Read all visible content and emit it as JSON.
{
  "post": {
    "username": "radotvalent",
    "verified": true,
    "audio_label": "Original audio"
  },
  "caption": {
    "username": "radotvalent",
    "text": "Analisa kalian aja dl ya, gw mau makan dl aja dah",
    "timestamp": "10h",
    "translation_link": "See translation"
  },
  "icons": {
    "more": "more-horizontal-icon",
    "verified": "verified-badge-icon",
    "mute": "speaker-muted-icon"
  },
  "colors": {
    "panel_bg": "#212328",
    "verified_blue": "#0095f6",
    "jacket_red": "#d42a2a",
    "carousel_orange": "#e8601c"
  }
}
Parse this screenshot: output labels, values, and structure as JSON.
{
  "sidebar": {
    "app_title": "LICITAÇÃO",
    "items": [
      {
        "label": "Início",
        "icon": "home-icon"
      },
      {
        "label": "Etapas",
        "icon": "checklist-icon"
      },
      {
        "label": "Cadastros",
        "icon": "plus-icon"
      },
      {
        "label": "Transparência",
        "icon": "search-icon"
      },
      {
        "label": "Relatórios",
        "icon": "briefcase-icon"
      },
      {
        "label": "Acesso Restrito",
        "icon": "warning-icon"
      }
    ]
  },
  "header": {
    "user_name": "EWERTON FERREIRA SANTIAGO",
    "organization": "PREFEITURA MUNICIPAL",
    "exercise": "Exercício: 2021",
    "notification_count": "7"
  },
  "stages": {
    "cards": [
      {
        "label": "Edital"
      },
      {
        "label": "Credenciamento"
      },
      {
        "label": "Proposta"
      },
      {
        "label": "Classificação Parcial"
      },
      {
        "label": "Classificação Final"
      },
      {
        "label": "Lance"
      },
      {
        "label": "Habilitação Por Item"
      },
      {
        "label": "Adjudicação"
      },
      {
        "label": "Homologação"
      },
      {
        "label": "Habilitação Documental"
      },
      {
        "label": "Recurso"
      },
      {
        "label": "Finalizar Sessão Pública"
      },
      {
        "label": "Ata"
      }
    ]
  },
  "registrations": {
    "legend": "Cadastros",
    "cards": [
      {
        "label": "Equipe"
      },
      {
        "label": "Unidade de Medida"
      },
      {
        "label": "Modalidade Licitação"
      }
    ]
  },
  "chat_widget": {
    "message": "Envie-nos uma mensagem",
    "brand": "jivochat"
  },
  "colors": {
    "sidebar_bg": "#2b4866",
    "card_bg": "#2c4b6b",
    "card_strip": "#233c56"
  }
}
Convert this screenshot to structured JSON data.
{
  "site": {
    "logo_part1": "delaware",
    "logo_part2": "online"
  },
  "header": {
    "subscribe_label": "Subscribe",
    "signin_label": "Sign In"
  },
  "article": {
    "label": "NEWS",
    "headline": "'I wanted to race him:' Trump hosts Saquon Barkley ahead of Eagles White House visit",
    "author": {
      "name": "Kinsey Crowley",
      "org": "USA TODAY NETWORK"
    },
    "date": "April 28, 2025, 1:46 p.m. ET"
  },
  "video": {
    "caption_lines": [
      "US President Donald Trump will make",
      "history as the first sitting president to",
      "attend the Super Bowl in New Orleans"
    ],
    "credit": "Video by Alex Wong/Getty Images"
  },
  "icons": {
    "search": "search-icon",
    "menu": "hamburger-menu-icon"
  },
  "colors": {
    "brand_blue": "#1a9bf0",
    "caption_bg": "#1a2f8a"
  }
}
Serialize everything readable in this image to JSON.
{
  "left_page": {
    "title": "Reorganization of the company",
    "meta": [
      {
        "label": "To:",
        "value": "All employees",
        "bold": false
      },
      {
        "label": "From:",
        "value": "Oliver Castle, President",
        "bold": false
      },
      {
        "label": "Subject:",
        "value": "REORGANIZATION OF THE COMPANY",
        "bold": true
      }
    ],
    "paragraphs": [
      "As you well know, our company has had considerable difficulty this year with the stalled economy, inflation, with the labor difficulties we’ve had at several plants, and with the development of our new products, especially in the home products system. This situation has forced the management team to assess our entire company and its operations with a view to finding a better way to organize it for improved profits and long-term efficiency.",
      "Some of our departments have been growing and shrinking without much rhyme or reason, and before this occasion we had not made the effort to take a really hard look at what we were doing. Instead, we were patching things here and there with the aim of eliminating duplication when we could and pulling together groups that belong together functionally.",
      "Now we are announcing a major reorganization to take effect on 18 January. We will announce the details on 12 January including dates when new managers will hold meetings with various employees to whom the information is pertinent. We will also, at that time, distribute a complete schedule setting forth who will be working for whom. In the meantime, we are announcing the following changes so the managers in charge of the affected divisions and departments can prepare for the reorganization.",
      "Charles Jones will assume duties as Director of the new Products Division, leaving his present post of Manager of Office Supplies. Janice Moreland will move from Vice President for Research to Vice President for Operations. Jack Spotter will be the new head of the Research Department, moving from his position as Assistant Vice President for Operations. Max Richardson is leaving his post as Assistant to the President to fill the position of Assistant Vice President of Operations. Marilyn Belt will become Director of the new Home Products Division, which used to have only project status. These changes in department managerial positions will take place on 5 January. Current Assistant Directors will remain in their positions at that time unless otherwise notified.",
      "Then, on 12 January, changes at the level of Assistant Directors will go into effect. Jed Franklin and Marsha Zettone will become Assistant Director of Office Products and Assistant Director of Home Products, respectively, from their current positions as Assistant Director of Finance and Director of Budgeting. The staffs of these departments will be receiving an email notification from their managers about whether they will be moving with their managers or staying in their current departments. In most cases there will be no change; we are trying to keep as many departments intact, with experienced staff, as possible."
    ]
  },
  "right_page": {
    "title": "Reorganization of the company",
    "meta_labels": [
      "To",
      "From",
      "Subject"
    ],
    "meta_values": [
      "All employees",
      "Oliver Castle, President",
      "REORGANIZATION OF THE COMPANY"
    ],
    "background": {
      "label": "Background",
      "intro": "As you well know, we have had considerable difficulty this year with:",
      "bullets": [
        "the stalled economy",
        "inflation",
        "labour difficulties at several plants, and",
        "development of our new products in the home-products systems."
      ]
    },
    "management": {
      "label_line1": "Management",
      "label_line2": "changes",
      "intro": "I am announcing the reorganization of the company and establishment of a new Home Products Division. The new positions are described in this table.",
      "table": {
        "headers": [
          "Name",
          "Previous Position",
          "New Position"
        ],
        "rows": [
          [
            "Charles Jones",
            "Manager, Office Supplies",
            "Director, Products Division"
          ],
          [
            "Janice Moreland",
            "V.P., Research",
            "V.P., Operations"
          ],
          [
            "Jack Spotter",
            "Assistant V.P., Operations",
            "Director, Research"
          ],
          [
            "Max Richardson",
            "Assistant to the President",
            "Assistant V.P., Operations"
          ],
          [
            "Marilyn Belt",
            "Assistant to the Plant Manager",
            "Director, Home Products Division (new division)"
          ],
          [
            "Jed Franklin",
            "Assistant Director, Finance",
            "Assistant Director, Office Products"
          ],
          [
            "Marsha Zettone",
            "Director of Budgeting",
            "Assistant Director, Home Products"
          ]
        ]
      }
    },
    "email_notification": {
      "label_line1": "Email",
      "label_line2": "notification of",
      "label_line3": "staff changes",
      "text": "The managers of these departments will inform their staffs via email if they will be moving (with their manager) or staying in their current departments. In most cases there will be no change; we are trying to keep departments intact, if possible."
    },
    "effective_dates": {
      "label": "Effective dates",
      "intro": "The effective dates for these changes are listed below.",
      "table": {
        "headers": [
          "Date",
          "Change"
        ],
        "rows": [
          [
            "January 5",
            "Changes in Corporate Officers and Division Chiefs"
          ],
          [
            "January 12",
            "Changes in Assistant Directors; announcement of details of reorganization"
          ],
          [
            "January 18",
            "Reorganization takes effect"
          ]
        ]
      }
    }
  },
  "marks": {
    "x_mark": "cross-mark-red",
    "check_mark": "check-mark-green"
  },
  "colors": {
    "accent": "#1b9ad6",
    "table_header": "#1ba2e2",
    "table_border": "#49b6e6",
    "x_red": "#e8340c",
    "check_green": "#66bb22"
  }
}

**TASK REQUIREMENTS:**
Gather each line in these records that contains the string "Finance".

**EXERCISE ANSWER:**
      "Then, on 12 January, changes at the level of Assistant Directors will go into effect. Jed Franklin and Marsha Zettone will become Assistant Director of Office Products and Assistant Director of Home Products, respectively, from their current positions as Assistant Director of Finance and Director of Budgeting. The staffs of these departments will be receiving an email notification from their managers about whether they will be moving with their managers or staying in their current departments. In most cases there will be no change; we are trying to keep as many departments intact, with experienced staff, as possible."
            "Assistant Director, Finance",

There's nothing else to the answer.